YOU ARE HERE: LAT HomeCollections


Living Legal

Now that cohabitation has become so common, someone had to figure out the rules. A new guide helps couples iron out the technical details.


The new "Living Together Kit" out from Nolo Press in February is more than an updated legal guide for unmarried couples. The book's eighth edition represents a sea change in the way Americans view marriage, said co-author Ralph Warner.

"Twenty year ago, living together was illegal in most states and considered immoral and depraved by many people," he said. "Today it has become routine."

How routine? Census demographics indicate that the number of unmarried couples under the same roof in the United States has grown over the last 25 years from 523,000 to 3.7 million; almost a third of these couples are raising children.

In Nolo's first edition in 1978, unwed couples dealt with such hurdles as the near impossibility of getting a loan based on both of their incomes or of buying insurance together. "We even discussed the ethics of wearing wedding rings when you went for a loan," said Warner, 55, a former legal aid lawyer.

In contrast, today's edition deals with the lack of legal structure for unmarried partners and how to fill the gap with documents aimed at avoiding problems.

"It's a total turnaround," Warner said. As co-founder and publisher of Berkeley's Nolo Press, a pioneer in the "do your own law" movement, he has monitored the changing social status of living together for more than 25 years. And he has personal experience. He co-wrote the book with his partner, anthropologist-turned-lawyer Toni Ihara. After living together for 19 years, the two are now married.

"We've gone from a time in which everything was illegal to a time when basically everything is legal," he said. That's because most states have decriminalized private consensual acts between adults.

But while moving in together is easier than in the past, he said, the time usually comes when unmarried partners want to buy a house and they're forced to start asking, "How do we do this?" They'll find the answer in the "Living Together Kit." A typical Nolo publication, it's a nuts-and-bolts guide of breezy narration, crisp information and a section of tear-out living together contracts covering everything from "Acknowledgment of Parenthood" to "Making a Will."

Warner emphasizes that living together is not legally complicated. "It's mostly common sense," he said. "If you totally lawyer this whole thing up and say people need 77 contracts, they'll look at it as a lot of unromantic malarkey and won't do it."

Although the book offers legal guidance for dozens of situations, Warner said that for most couples there are four basic areas that are potential pitfalls.

Unmarried partners must choose how to record the deed or take title. They may choose joint tenancy, which means they share the house equally; if one dies, the other is the automatic heir. Or they might prefer tenancy in common, which is 50-50 ownership with each partner specifying his or her own heir. "This is often preferred by older couples who have separate families," Warner said. "Each member of the couple can choose their own heirs."

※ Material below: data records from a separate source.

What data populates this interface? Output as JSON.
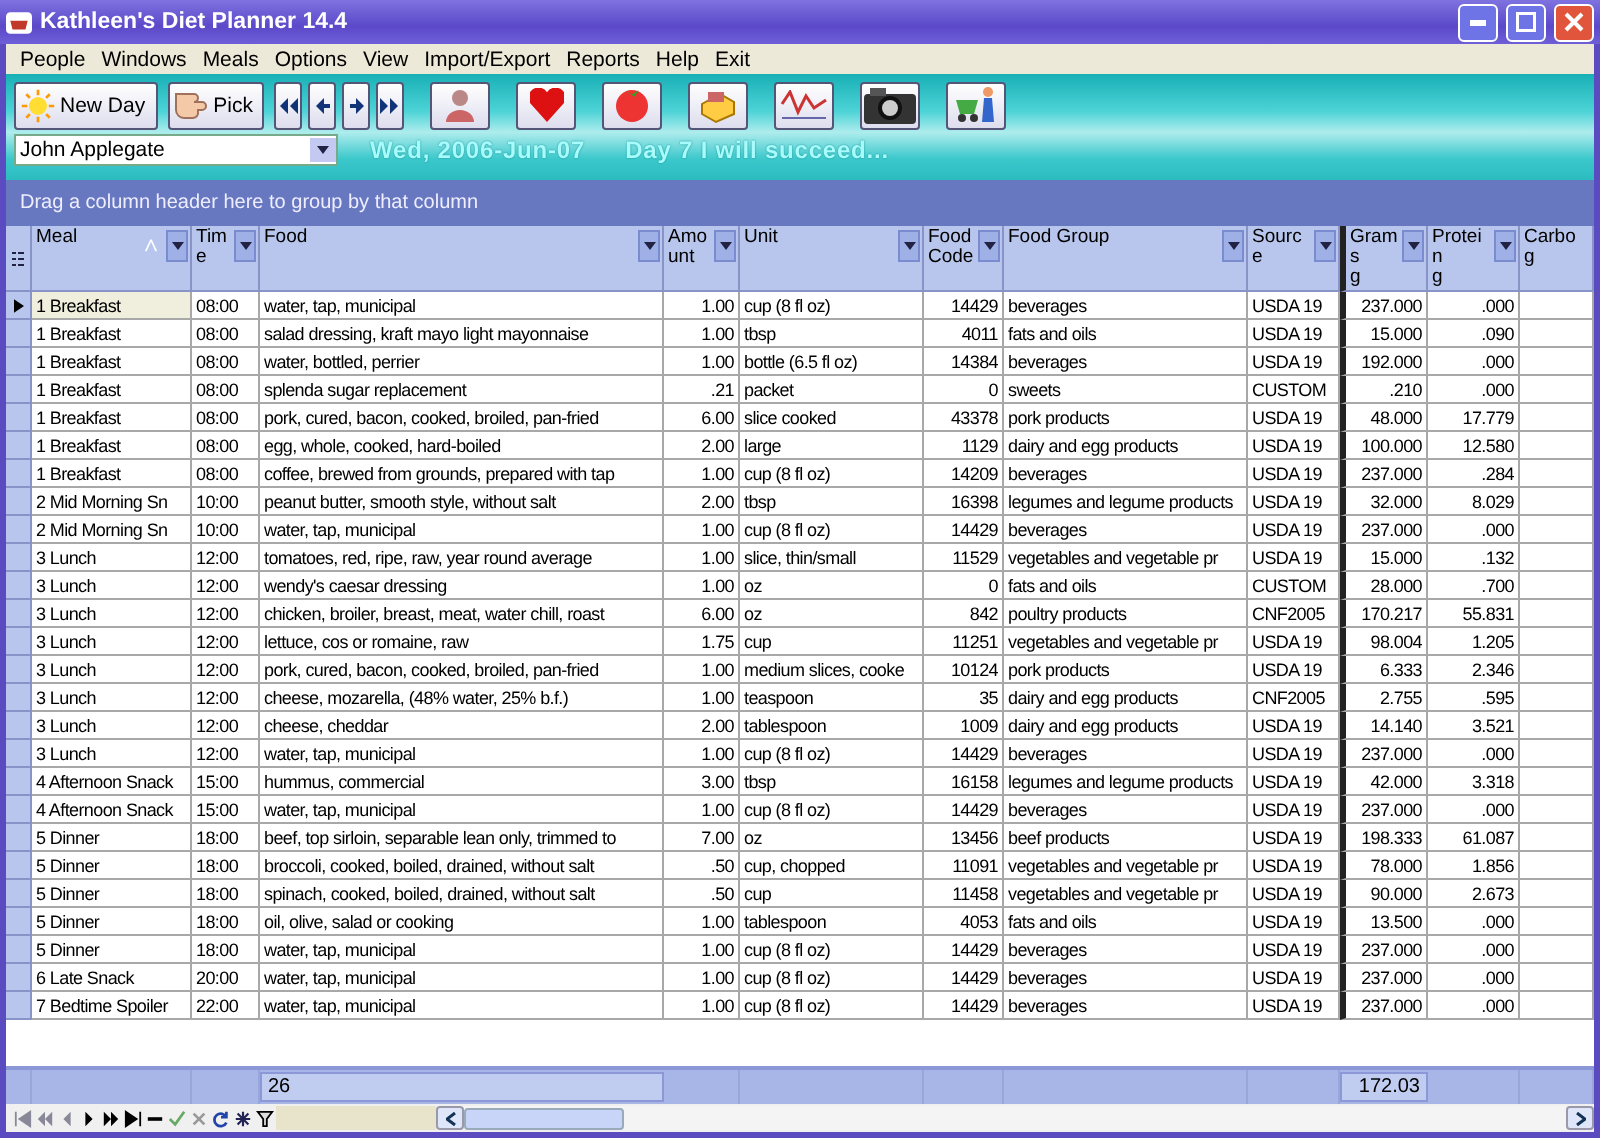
{
  "window": {
    "title": "Kathleen's Diet Planner 14.4"
  },
  "menu": [
    "People",
    "Windows",
    "Meals",
    "Options",
    "View",
    "Import/Export",
    "Reports",
    "Help",
    "Exit"
  ],
  "toolbar": {
    "buttons": [
      {
        "kind": "sun",
        "label": "New Day"
      },
      {
        "kind": "hand",
        "label": "Pick"
      }
    ]
  },
  "person_selector": {
    "value": "John Applegate"
  },
  "date": "Wed, 2006-Jun-07",
  "motto": "Day 7 I will succeed...",
  "group_panel": {
    "hint": "Drag a column header here to group by that column"
  },
  "table": {
    "columns": [
      {
        "label": "Meal",
        "kind": "text",
        "sorted": true
      },
      {
        "label": "Time",
        "kind": "text",
        "sorted": false
      },
      {
        "label": "Food",
        "kind": "text",
        "sorted": false
      },
      {
        "label": "Amount",
        "kind": "number",
        "sorted": false
      },
      {
        "label": "Unit",
        "kind": "text",
        "sorted": false
      },
      {
        "label": "Food Code",
        "kind": "number",
        "sorted": false
      },
      {
        "label": "Food Group",
        "kind": "text",
        "sorted": false
      },
      {
        "label": "Source",
        "kind": "text",
        "sorted": false
      },
      {
        "label": "Grams",
        "unit": "g",
        "kind": "number",
        "sorted": false
      },
      {
        "label": "Protein",
        "unit": "g",
        "kind": "number",
        "sorted": false
      },
      {
        "label": "Carbo",
        "unit": "g",
        "kind": "number",
        "sorted": false
      }
    ],
    "rows": [
      {
        "selected": true,
        "cells": [
          "1 Breakfast",
          "08:00",
          "water, tap, municipal",
          "1.00",
          "cup (8 fl oz)",
          "14429",
          "beverages",
          "USDA 19",
          "237.000",
          ".000"
        ]
      },
      {
        "selected": false,
        "cells": [
          "1 Breakfast",
          "08:00",
          "salad dressing, kraft mayo light mayonnaise",
          "1.00",
          "tbsp",
          "4011",
          "fats and oils",
          "USDA 19",
          "15.000",
          ".090"
        ]
      },
      {
        "selected": false,
        "cells": [
          "1 Breakfast",
          "08:00",
          "water, bottled, perrier",
          "1.00",
          "bottle (6.5 fl oz)",
          "14384",
          "beverages",
          "USDA 19",
          "192.000",
          ".000"
        ]
      },
      {
        "selected": false,
        "cells": [
          "1 Breakfast",
          "08:00",
          "splenda sugar replacement",
          ".21",
          "packet",
          "0",
          "sweets",
          "CUSTOM",
          ".210",
          ".000"
        ]
      },
      {
        "selected": false,
        "cells": [
          "1 Breakfast",
          "08:00",
          "pork, cured, bacon, cooked, broiled, pan-fried",
          "6.00",
          "slice cooked",
          "43378",
          "pork products",
          "USDA 19",
          "48.000",
          "17.779"
        ]
      },
      {
        "selected": false,
        "cells": [
          "1 Breakfast",
          "08:00",
          "egg, whole, cooked, hard-boiled",
          "2.00",
          "large",
          "1129",
          "dairy and egg products",
          "USDA 19",
          "100.000",
          "12.580"
        ]
      },
      {
        "selected": false,
        "cells": [
          "1 Breakfast",
          "08:00",
          "coffee, brewed from grounds, prepared with tap",
          "1.00",
          "cup (8 fl oz)",
          "14209",
          "beverages",
          "USDA 19",
          "237.000",
          ".284"
        ]
      },
      {
        "selected": false,
        "cells": [
          "2 Mid Morning Sn",
          "10:00",
          "peanut butter, smooth style, without salt",
          "2.00",
          "tbsp",
          "16398",
          "legumes and legume products",
          "USDA 19",
          "32.000",
          "8.029"
        ]
      },
      {
        "selected": false,
        "cells": [
          "2 Mid Morning Sn",
          "10:00",
          "water, tap, municipal",
          "1.00",
          "cup (8 fl oz)",
          "14429",
          "beverages",
          "USDA 19",
          "237.000",
          ".000"
        ]
      },
      {
        "selected": false,
        "cells": [
          "3 Lunch",
          "12:00",
          "tomatoes, red, ripe, raw, year round average",
          "1.00",
          "slice, thin/small",
          "11529",
          "vegetables and vegetable pr",
          "USDA 19",
          "15.000",
          ".132"
        ]
      },
      {
        "selected": false,
        "cells": [
          "3 Lunch",
          "12:00",
          "wendy's caesar dressing",
          "1.00",
          "oz",
          "0",
          "fats and oils",
          "CUSTOM",
          "28.000",
          ".700"
        ]
      },
      {
        "selected": false,
        "cells": [
          "3 Lunch",
          "12:00",
          "chicken, broiler, breast, meat, water chill, roast",
          "6.00",
          "oz",
          "842",
          "poultry products",
          "CNF2005",
          "170.217",
          "55.831"
        ]
      },
      {
        "selected": false,
        "cells": [
          "3 Lunch",
          "12:00",
          "lettuce, cos or romaine, raw",
          "1.75",
          "cup",
          "11251",
          "vegetables and vegetable pr",
          "USDA 19",
          "98.004",
          "1.205"
        ]
      },
      {
        "selected": false,
        "cells": [
          "3 Lunch",
          "12:00",
          "pork, cured, bacon, cooked, broiled, pan-fried",
          "1.00",
          "medium slices, cooke",
          "10124",
          "pork products",
          "USDA 19",
          "6.333",
          "2.346"
        ]
      },
      {
        "selected": false,
        "cells": [
          "3 Lunch",
          "12:00",
          "cheese, mozarella, (48% water, 25% b.f.)",
          "1.00",
          "teaspoon",
          "35",
          "dairy and egg products",
          "CNF2005",
          "2.755",
          ".595"
        ]
      },
      {
        "selected": false,
        "cells": [
          "3 Lunch",
          "12:00",
          "cheese, cheddar",
          "2.00",
          "tablespoon",
          "1009",
          "dairy and egg products",
          "USDA 19",
          "14.140",
          "3.521"
        ]
      },
      {
        "selected": false,
        "cells": [
          "3 Lunch",
          "12:00",
          "water, tap, municipal",
          "1.00",
          "cup (8 fl oz)",
          "14429",
          "beverages",
          "USDA 19",
          "237.000",
          ".000"
        ]
      },
      {
        "selected": false,
        "cells": [
          "4 Afternoon Snack",
          "15:00",
          "hummus, commercial",
          "3.00",
          "tbsp",
          "16158",
          "legumes and legume products",
          "USDA 19",
          "42.000",
          "3.318"
        ]
      },
      {
        "selected": false,
        "cells": [
          "4 Afternoon Snack",
          "15:00",
          "water, tap, municipal",
          "1.00",
          "cup (8 fl oz)",
          "14429",
          "beverages",
          "USDA 19",
          "237.000",
          ".000"
        ]
      },
      {
        "selected": false,
        "cells": [
          "5 Dinner",
          "18:00",
          "beef, top sirloin, separable lean only, trimmed to",
          "7.00",
          "oz",
          "13456",
          "beef products",
          "USDA 19",
          "198.333",
          "61.087"
        ]
      },
      {
        "selected": false,
        "cells": [
          "5 Dinner",
          "18:00",
          "broccoli, cooked, boiled, drained, without salt",
          ".50",
          "cup, chopped",
          "11091",
          "vegetables and vegetable pr",
          "USDA 19",
          "78.000",
          "1.856"
        ]
      },
      {
        "selected": false,
        "cells": [
          "5 Dinner",
          "18:00",
          "spinach, cooked, boiled, drained, without salt",
          ".50",
          "cup",
          "11458",
          "vegetables and vegetable pr",
          "USDA 19",
          "90.000",
          "2.673"
        ]
      },
      {
        "selected": false,
        "cells": [
          "5 Dinner",
          "18:00",
          "oil, olive, salad or cooking",
          "1.00",
          "tablespoon",
          "4053",
          "fats and oils",
          "USDA 19",
          "13.500",
          ".000"
        ]
      },
      {
        "selected": false,
        "cells": [
          "5 Dinner",
          "18:00",
          "water, tap, municipal",
          "1.00",
          "cup (8 fl oz)",
          "14429",
          "beverages",
          "USDA 19",
          "237.000",
          ".000"
        ]
      },
      {
        "selected": false,
        "cells": [
          "6 Late Snack",
          "20:00",
          "water, tap, municipal",
          "1.00",
          "cup (8 fl oz)",
          "14429",
          "beverages",
          "USDA 19",
          "237.000",
          ".000"
        ]
      },
      {
        "selected": false,
        "cells": [
          "7 Bedtime Spoiler",
          "22:00",
          "water, tap, municipal",
          "1.00",
          "cup (8 fl oz)",
          "14429",
          "beverages",
          "USDA 19",
          "237.000",
          ".000"
        ]
      }
    ],
    "footer": {
      "count": "26",
      "grams_total": "172.03"
    }
  }
}
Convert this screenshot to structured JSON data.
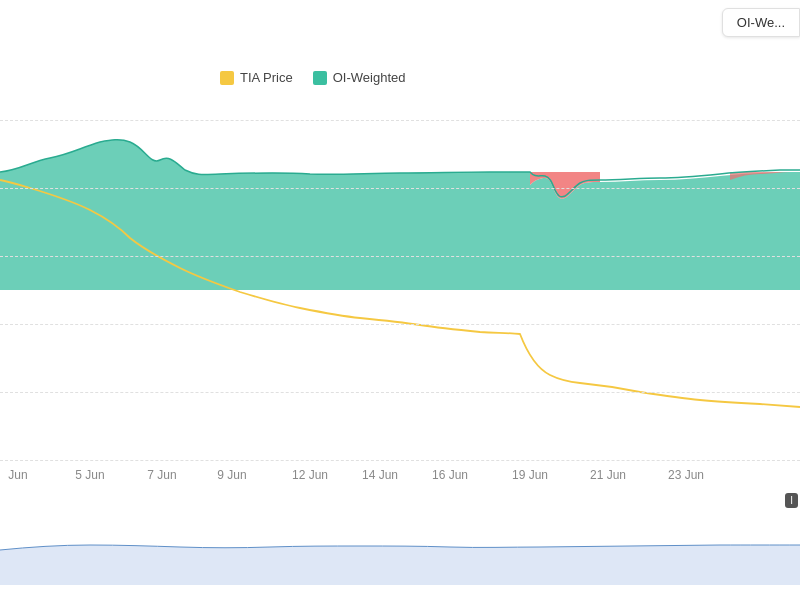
{
  "header": {
    "button_label": "OI-We..."
  },
  "legend": {
    "tia_label": "TIA Price",
    "oi_label": "OI-Weighted"
  },
  "x_axis": {
    "labels": [
      "Jun",
      "5 Jun",
      "7 Jun",
      "9 Jun",
      "12 Jun",
      "14 Jun",
      "16 Jun",
      "19 Jun",
      "21 Jun",
      "23 Jun"
    ]
  },
  "badge": {
    "text": "I"
  }
}
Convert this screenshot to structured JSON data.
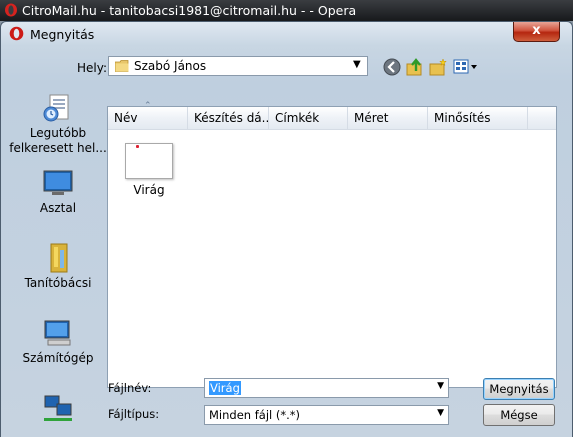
{
  "window": {
    "title": "CitroMail.hu - tanitobacsi1981@citromail.hu - - Opera"
  },
  "dialog": {
    "title": "Megnyitás",
    "close_label": "x"
  },
  "location": {
    "label": "Hely:",
    "value": "Szabó János"
  },
  "toolbar": {
    "icons": [
      "back-icon",
      "up-folder-icon",
      "new-folder-icon",
      "view-menu-icon"
    ]
  },
  "places": [
    {
      "label": "Legutóbb felkeresett hel...",
      "icon": "recent-places-icon"
    },
    {
      "label": "Asztal",
      "icon": "desktop-icon"
    },
    {
      "label": "Tanítóbácsi",
      "icon": "user-folder-icon"
    },
    {
      "label": "Számítógép",
      "icon": "computer-icon"
    },
    {
      "label": "",
      "icon": "network-icon"
    }
  ],
  "file_list": {
    "columns": [
      "Név",
      "Készítés dá...",
      "Címkék",
      "Méret",
      "Minősítés"
    ],
    "sorted_column": "Név",
    "items": [
      {
        "name": "Virág"
      }
    ]
  },
  "filename": {
    "label": "Fájlnév:",
    "value": "Virág"
  },
  "filetype": {
    "label": "Fájltípus:",
    "value": "Minden fájl (*.*)"
  },
  "buttons": {
    "open": "Megnyitás",
    "cancel": "Mégse"
  },
  "colors": {
    "selection": "#3399ff",
    "close_button": "#c8402a"
  }
}
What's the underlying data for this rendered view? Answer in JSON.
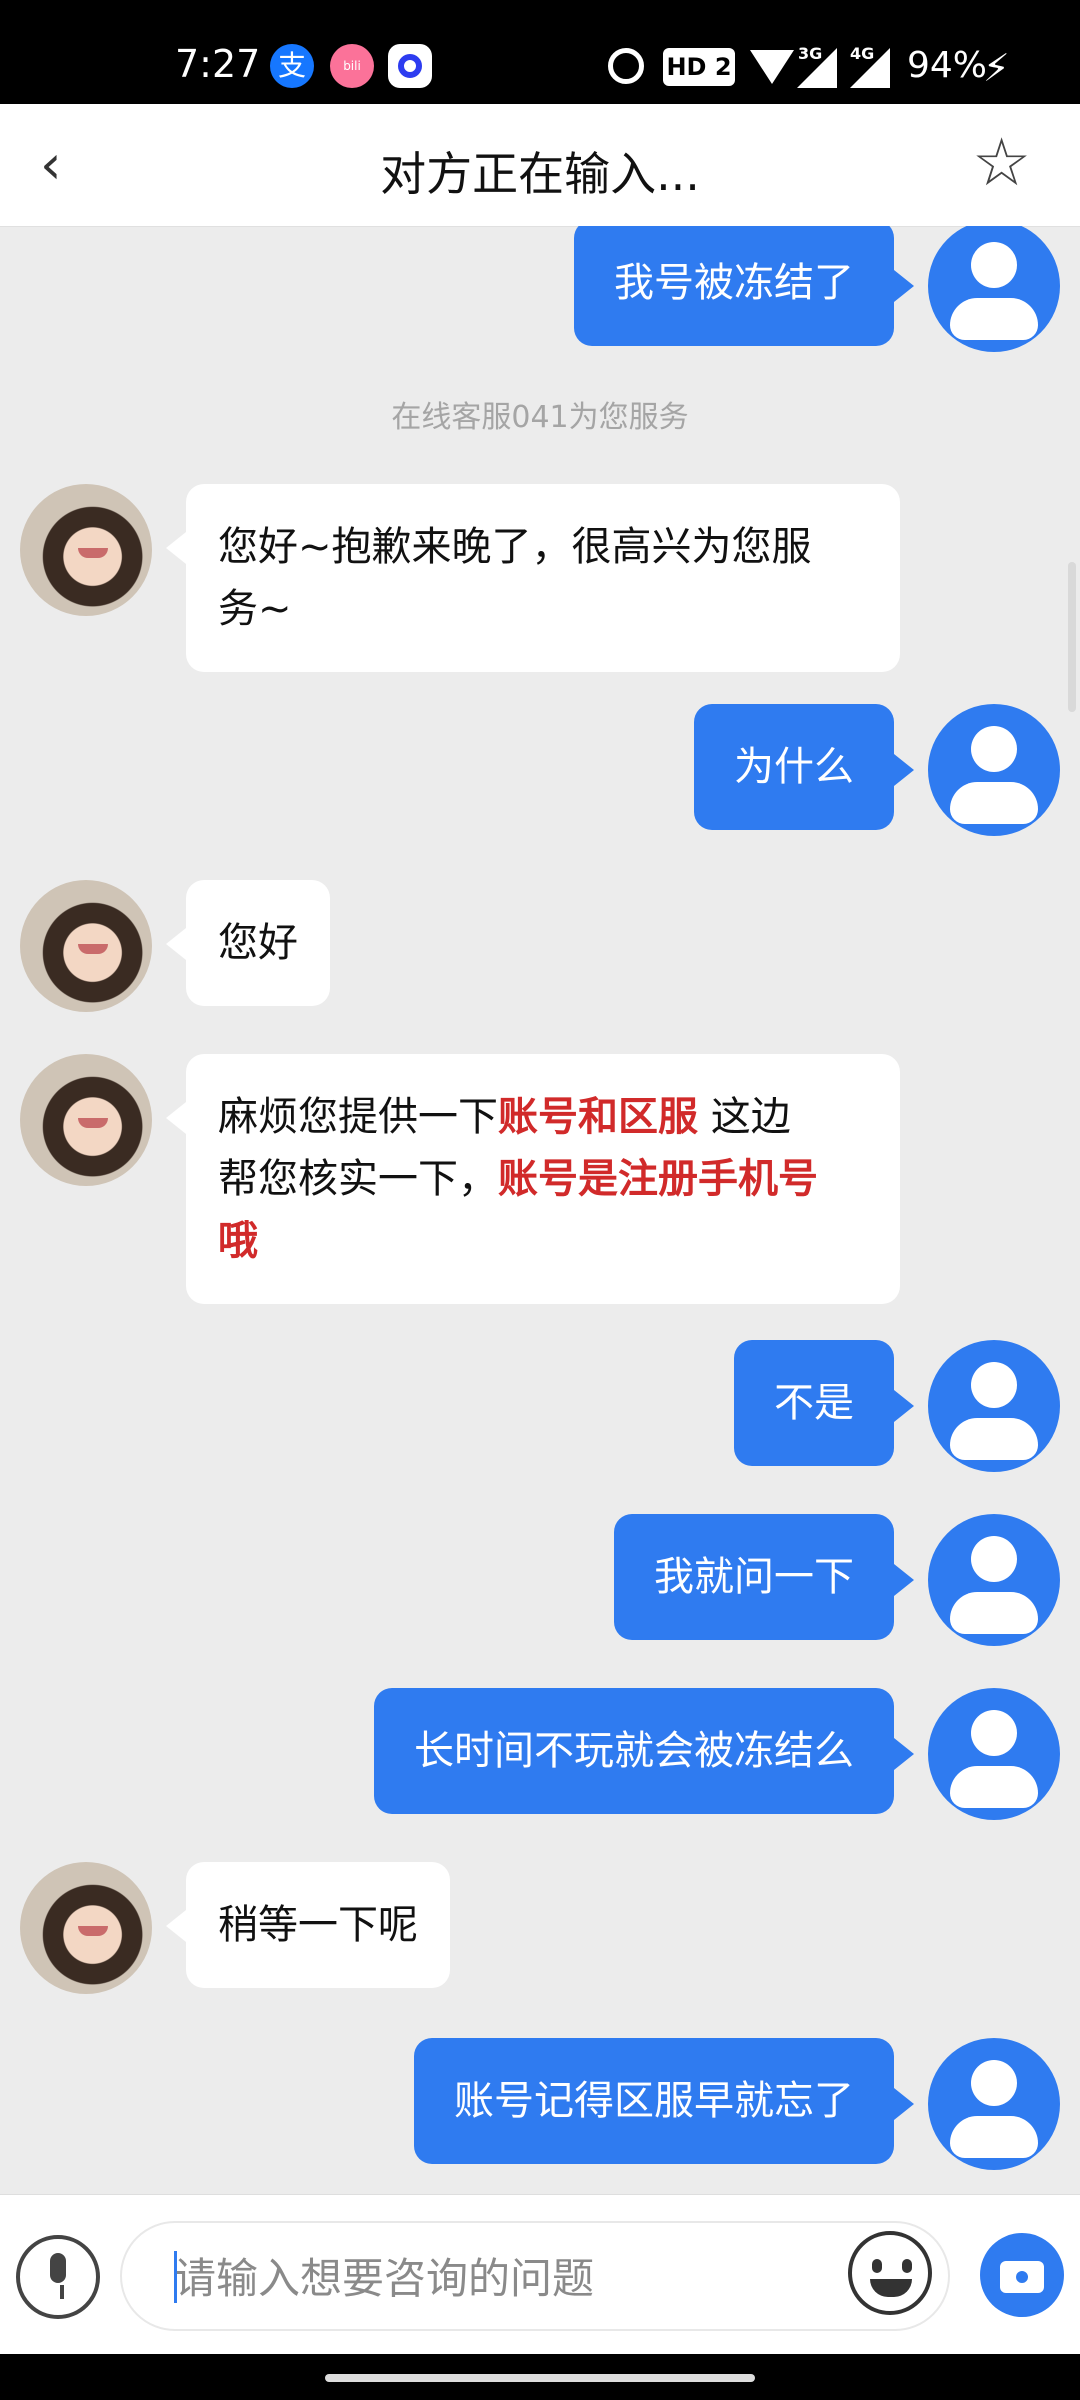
{
  "status_bar": {
    "time": "7:27",
    "hd_badge": "HD 2",
    "net1": "3G",
    "net2": "4G",
    "battery": "94%",
    "icons": [
      "alipay-icon",
      "bilibili-icon",
      "app-icon",
      "alarm-icon",
      "wifi-icon",
      "signal-icon",
      "charging-icon"
    ]
  },
  "header": {
    "title": "对方正在输入...",
    "back_icon": "‹",
    "star_icon": "☆"
  },
  "messages": [
    {
      "from": "user",
      "text": "我号被冻结了"
    },
    {
      "from": "system",
      "text": "在线客服041为您服务"
    },
    {
      "from": "agent",
      "lines": [
        "您好~抱歉来晚了，很高兴为您服",
        "务~"
      ]
    },
    {
      "from": "user",
      "text": "为什么"
    },
    {
      "from": "agent",
      "lines": [
        "您好"
      ]
    },
    {
      "from": "agent",
      "rich": {
        "p1": "麻烦您提供一下",
        "r1": "账号和区服",
        "p2": " 这边",
        "p3": "帮您核实一下，",
        "r2": "账号是注册手机号",
        "r3": "哦"
      }
    },
    {
      "from": "user",
      "text": "不是"
    },
    {
      "from": "user",
      "text": "我就问一下"
    },
    {
      "from": "user",
      "text": "长时间不玩就会被冻结么"
    },
    {
      "from": "agent",
      "lines": [
        "稍等一下呢"
      ]
    },
    {
      "from": "user",
      "text": "账号记得区服早就忘了"
    }
  ],
  "input": {
    "placeholder": "请输入想要咨询的问题"
  },
  "colors": {
    "accent": "#2f7bf0",
    "highlight": "#d12a2a",
    "background": "#ececec"
  }
}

"Mainly you should document that you are the parents," Warner said. "This protects the child if one of you should die." His book offers two forms--the acknowledgment of paternity, which is traditional, or the acknowledgment of parenthood by both partners. He prefers the latter, in which both parents pledge their duty to raise and support the child. "It's just nicer," he said.


A will is relatively simple to make and easy to change or revoke, Warner said. It lets you leave your property to anyone you wish, including the person you live with. Otherwise it will go to your nearest blood relative, "which could well be your Aunt Tillie in Omaha who disapproved of your relationship in the first place."


Not a problem for everyone, Warner said. "For young people just starting to earn, or any couple making roughly the same amount, sitting down and making a contract doesn't serve much purpose."

But there are many other categories: professional couples with one staying home to take care of the children; couples with one putting another through school; high earner / low earner couples. "It becomes really important to decide if the income belongs to both of us or not," Warner said.

Nolo updates its books regularly, Warner said, but this area has changed more than most from the days when "living together" was considered Bohemian and slightly scandalous. "I think what happened is that we changed our attitudes about everything in the 1960s, and it took the law 10 to 15 years to catch up," he said.

He acknowledged that some people are still made uncomfortable by people living together but thinks acceptance will continue to grow. "I saw a recent poll saying that two-thirds of the people thought that gay couples should have legal rights as domestic partners." (Although most of the information in "Living Together" is applicable to gay couples, a better reference is Nolo Press' "A Legal Guide for Lesbian and Gay Couples," which was updated in 1996.)

Many factors are playing into the changing picture of marriage. At one end of the spectrum, young people are waiting longer to get married and, at the other end, as people are living longer, millions are outliving their spouses. If fact, the book notes, if the trend toward living together among adults at both ends of the age spectrum continues, marriage might become primarily a phenomenon of people's middle years.

Los Angeles Times Articles